I am showing him my works – drawings from life. I am enrolled in the Kyiv School of Art.”

The Malevich family moved to Kursk in 1896. Later Kazimir traveled to Moscow to become one of the most active members of the avant-garde movement. In 1915, he draws the iconic Black Square and founds Suprematist current in ne arts. Soon Malevich is invited by Marc Chagall to teach in Vitebsk in 1919 and then goes to lecture in Leningrad. Malevich was a proli c artist until 1926 when the Soviet totalitarian regime started to oppress avant-garde art and eliminate its authors. Those who did not emigrate, committed suicide in labor camps or died of hunger. Malevich was too big to intimidate – he had numerous students and supporters, while the whole world adored his ideas.

In the spring of 1927, Malevich went on a trip abroad to show his exhibitions in Warsaw, Berlin and Paris for the only time in his life. Exhibitions in Warsaw and Berlin were a resounding success, but the author was summoned back. He left all of his paintings and materials in Berlin and quickly returned to the Soviet Union to be detained immediately. The dream of an artist about Paris exhibition was not ful lled in his lifetime.

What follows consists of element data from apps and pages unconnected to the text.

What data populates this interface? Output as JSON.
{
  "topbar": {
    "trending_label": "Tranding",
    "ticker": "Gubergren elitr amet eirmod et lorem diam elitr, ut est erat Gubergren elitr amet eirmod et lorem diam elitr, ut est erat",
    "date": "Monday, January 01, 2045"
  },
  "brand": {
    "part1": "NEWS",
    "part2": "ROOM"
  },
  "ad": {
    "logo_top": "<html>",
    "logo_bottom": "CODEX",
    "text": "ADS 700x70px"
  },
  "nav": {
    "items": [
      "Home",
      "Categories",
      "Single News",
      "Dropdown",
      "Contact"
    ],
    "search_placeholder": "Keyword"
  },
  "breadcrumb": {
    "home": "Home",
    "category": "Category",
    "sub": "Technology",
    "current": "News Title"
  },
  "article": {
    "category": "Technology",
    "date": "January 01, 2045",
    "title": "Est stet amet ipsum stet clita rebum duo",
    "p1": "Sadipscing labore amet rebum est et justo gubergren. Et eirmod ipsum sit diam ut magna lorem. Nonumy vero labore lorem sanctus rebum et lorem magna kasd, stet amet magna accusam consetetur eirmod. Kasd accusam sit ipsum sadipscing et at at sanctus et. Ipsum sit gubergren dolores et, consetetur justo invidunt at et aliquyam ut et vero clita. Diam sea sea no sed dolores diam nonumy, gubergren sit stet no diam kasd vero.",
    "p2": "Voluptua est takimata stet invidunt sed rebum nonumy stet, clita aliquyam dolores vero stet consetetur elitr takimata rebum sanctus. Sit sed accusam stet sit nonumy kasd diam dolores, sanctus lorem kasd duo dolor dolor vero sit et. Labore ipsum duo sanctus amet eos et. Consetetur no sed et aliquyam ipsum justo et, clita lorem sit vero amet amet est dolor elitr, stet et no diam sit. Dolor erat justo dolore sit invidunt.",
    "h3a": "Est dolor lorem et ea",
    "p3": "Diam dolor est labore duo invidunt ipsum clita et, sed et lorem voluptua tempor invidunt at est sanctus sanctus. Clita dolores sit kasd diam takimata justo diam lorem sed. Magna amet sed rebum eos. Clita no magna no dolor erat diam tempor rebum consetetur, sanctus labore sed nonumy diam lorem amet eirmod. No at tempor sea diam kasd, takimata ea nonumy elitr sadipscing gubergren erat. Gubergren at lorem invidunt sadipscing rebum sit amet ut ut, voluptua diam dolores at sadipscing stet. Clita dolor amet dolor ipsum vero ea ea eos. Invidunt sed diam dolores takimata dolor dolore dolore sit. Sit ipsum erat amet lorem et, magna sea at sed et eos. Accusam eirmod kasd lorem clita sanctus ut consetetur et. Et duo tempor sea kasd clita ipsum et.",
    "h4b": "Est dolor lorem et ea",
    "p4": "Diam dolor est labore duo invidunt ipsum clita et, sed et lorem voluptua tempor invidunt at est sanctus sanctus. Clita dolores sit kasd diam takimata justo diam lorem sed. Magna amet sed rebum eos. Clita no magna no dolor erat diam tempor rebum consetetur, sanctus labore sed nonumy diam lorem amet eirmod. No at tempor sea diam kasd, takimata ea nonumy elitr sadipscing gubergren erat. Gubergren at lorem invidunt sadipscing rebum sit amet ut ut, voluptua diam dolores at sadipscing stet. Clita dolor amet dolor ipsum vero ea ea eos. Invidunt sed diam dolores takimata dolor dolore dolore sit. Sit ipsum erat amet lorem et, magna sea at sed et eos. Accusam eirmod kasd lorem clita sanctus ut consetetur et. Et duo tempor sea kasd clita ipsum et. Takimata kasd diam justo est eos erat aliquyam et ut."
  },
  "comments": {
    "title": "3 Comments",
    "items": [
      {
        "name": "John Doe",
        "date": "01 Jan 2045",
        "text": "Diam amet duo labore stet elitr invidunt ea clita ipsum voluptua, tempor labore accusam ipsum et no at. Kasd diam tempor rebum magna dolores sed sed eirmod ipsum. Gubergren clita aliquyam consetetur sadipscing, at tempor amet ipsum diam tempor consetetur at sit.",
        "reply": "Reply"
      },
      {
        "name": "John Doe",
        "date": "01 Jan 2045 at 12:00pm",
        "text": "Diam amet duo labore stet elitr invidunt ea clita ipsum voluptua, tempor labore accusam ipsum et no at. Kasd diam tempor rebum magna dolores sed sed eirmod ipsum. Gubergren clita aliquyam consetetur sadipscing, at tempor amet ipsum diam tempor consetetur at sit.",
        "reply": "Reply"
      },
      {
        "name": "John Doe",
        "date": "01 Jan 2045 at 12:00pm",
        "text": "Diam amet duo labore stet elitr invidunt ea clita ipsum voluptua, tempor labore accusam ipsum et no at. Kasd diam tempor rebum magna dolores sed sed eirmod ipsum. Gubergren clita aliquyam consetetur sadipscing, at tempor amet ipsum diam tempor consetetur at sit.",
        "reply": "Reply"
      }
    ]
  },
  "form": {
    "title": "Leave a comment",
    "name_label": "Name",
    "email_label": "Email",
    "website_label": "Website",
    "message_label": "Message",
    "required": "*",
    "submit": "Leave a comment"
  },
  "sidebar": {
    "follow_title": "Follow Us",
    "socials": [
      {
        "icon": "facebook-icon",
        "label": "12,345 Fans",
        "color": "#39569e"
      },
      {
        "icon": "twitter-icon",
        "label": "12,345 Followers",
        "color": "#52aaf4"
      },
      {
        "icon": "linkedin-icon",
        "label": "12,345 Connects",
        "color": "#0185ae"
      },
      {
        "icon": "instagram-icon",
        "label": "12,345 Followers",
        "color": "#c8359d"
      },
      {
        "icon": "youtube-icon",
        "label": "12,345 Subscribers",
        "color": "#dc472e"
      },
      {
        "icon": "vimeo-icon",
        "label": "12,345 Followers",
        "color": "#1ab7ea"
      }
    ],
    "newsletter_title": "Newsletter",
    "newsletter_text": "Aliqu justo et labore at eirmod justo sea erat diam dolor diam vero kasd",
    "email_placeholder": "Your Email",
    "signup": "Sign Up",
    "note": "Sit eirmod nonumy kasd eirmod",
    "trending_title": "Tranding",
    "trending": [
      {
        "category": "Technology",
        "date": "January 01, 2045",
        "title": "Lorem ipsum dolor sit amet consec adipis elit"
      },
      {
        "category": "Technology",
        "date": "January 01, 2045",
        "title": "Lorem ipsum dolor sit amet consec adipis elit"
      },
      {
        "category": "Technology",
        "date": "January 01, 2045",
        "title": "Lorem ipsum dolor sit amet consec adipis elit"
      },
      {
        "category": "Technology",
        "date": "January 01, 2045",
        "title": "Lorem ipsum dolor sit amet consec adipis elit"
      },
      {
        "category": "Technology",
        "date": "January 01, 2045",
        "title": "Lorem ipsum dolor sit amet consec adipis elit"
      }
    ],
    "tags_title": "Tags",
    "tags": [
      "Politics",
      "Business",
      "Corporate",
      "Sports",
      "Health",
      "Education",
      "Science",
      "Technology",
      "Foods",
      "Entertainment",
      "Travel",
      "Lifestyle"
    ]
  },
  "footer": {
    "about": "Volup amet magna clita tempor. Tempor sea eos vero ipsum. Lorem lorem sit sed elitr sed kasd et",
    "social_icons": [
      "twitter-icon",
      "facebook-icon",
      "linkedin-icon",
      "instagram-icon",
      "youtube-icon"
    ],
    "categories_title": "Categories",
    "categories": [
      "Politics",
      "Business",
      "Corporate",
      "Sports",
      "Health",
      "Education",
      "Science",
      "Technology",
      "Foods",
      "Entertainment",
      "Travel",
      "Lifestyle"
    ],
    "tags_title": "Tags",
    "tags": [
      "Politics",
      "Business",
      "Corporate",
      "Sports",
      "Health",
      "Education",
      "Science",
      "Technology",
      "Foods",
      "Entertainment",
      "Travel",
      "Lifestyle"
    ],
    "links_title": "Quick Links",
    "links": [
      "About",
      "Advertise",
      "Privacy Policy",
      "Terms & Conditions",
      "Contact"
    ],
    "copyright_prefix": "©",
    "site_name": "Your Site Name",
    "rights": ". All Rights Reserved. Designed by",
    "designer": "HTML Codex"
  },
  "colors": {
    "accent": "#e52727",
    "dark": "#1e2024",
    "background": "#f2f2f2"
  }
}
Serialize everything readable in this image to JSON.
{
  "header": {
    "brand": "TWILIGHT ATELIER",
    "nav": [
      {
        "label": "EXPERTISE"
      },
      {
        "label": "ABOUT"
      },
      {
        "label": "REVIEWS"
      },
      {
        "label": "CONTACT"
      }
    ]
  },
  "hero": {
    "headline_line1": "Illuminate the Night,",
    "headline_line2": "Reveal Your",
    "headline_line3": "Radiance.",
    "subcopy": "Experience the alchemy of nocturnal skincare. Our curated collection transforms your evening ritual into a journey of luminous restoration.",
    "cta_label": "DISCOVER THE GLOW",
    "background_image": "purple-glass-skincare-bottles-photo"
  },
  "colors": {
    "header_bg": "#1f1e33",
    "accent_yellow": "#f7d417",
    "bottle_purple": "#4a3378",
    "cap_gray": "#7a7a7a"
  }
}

Kazimir Malevich visited his parents in Ukraine in the summer of 1927. He met the artists Andriy Taran and Lev Kramarenko, whom he knew before. The artists convinced Ivan Vron, the rector (head) of Kyiv Institute of Art, to write to the People’s Commissar of Education, Mykola Skrypnyk, and get a permission to o er Malevich a job at the Kyiv Institute of Art.

Between 1928 and 1930, Kazimir Malevich lectured, arranged workshops of experimental visual arts during which he “cured students from realism and fear of colors,” and advised on teaching methodologies at the Kyiv Institute of Art. Ukrainian leading art publications, such as the Kharkiv futurist journal Nova Generatsiya [New Generation] and Kyiv-based Almanakh-Avanhard [Avant-garde Almanach] published a series of his articles. Yet political climate in Ukraine swiftly changed in 1930. The rector Ivan Vron was red and all of the institute’s progressive sta had quickly followed the suit.

In the spring and summer of 1930, Malevich had an individual exhibition of his works in the Kyiv Fine Arts Gallery. This was the last exhibition in the author’s lifetime.

In September 1930, Malevich was detained for the second time and spent several months in prison under suspicion of espionage. The jail term caused cancer that led to the death of the artist in his at in Leningrad on May 15, 1935. Kazimir Malevich prepared the scenario of his own funeral in advance and drew his co n in the Suprematist style. He wrote in the testament to bury him under the mighty oak tree in Nemchinovka village, Moscow region, where he loved to walk. The testament stated to plant his favorite owers in the place of his burial and build a vertical arhitekton with a telescope, so that everyone could look at the Jupiter. The whereabouts of the funeral site were lost during the Second World War.

In the end of 2015, new documents about Malevich’s period of life in the Soviet Ukraine (1928-1930) were published. The materials were stored in a family archives of the Kropyvnytsky family for over 80 years. This triggered new academic debates on the international conference Kazimir Malevich: Kyiv Aspect on October 6-9, 2016. This year, Ukraine inaugurated a new tradition of celebrating Malevich days every year. Currently, Ukraine is moving toward founding the Malevich Institute, which will include a museum, Ukrainian avant-garde research center and laboratory of contemporary art.

Dmytro Gorbachov and Tetiana Filevska

Malevich. Beyond the canvas

Virtual tour

Go top